[TRY IT] Scan the entries for the word "Apellido". Every line that has it should be copied.
━━━━━━━━
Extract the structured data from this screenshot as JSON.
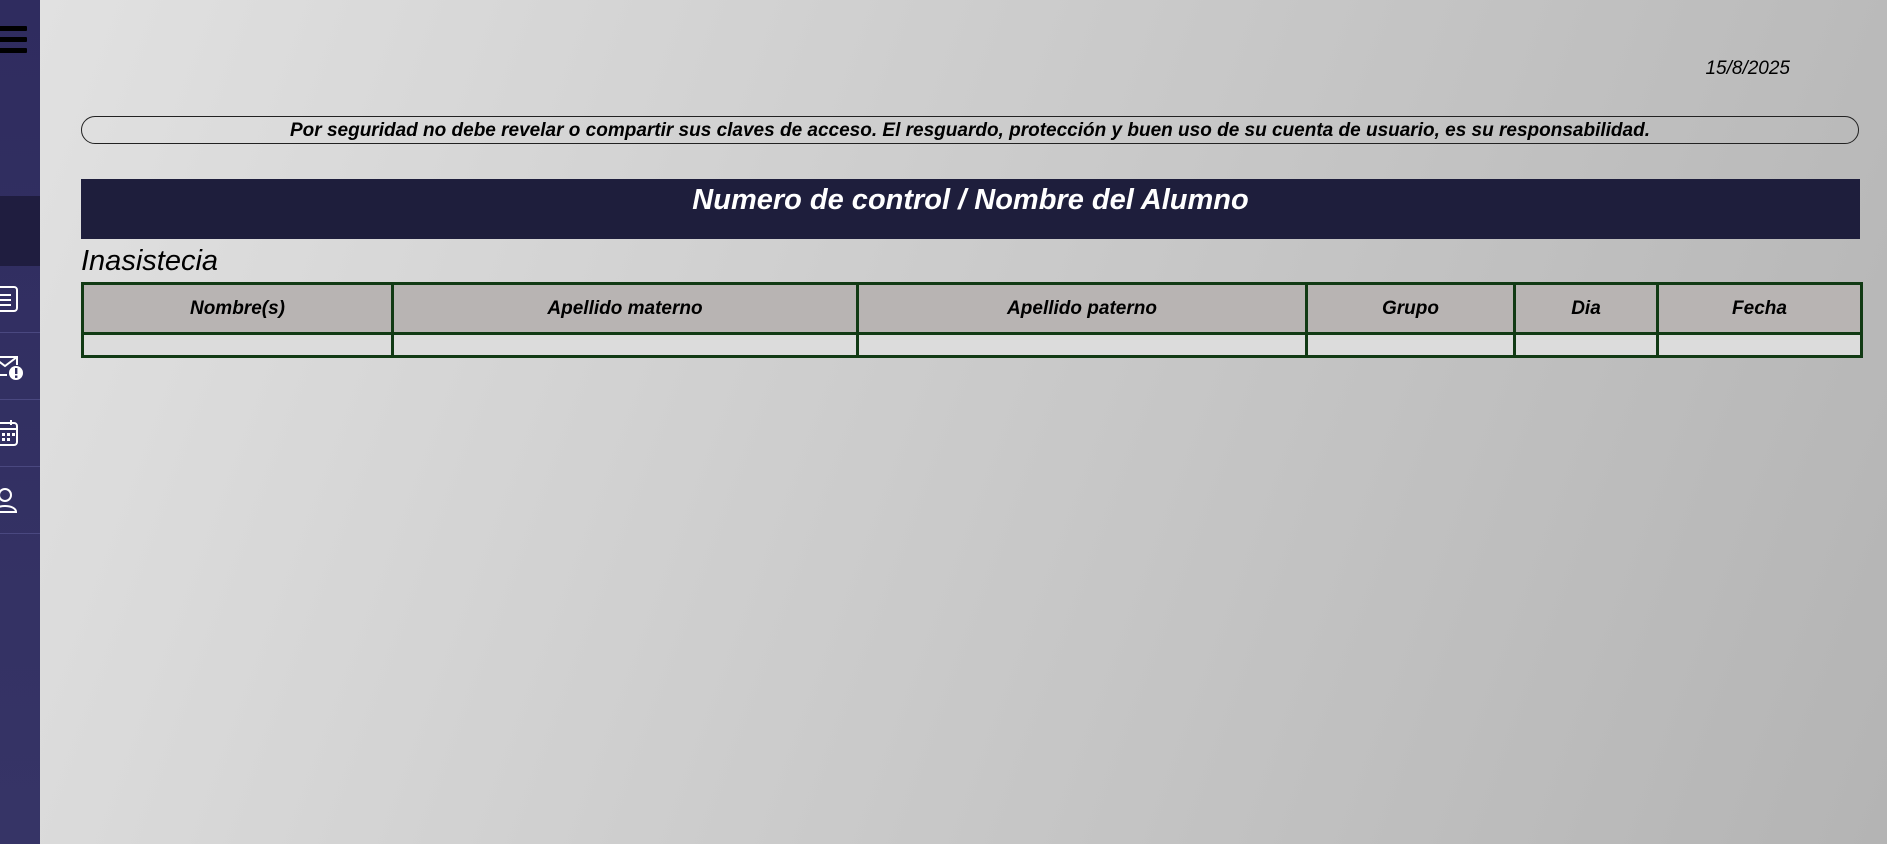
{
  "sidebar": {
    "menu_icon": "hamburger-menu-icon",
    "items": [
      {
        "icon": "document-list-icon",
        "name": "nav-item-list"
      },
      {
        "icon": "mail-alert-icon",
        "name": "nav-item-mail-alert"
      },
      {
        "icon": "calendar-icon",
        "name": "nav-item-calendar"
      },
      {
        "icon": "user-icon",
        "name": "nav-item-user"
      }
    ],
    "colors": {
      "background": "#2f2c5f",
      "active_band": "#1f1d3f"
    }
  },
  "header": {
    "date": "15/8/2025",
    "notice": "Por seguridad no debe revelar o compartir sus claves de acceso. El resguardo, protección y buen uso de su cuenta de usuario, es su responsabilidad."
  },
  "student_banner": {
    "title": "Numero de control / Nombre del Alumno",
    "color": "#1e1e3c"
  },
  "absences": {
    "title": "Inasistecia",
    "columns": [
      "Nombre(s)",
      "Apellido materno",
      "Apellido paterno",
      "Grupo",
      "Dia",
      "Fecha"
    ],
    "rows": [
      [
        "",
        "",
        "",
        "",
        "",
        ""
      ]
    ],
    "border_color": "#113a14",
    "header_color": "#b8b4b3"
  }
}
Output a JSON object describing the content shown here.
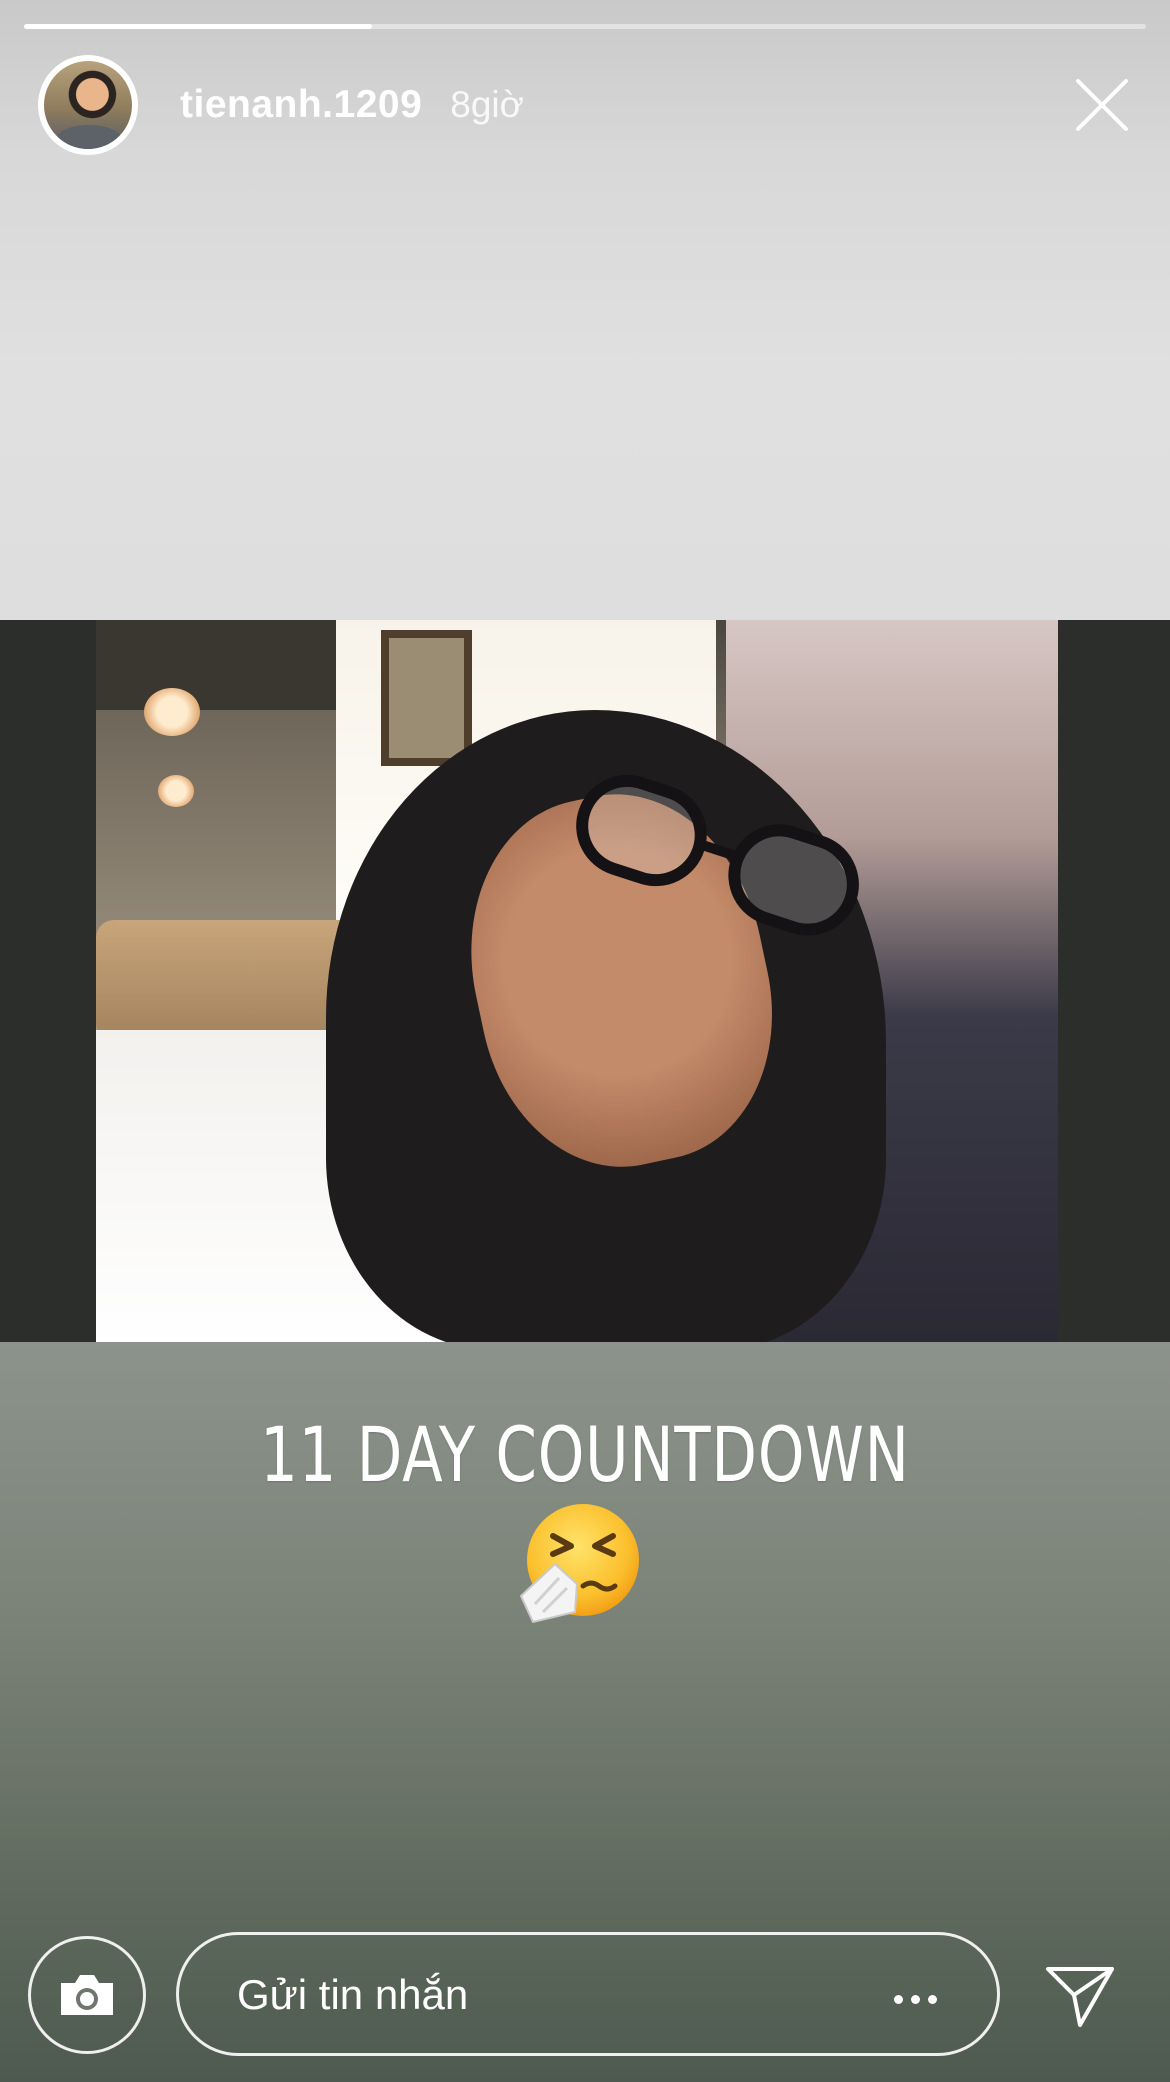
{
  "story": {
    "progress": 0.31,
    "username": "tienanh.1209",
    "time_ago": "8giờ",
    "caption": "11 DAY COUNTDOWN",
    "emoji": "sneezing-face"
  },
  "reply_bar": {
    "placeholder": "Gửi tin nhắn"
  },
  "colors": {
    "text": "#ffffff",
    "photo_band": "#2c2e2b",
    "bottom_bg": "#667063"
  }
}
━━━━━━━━
[EXPECTED ANSWER]
      "Apellido materno",
      "Apellido paterno",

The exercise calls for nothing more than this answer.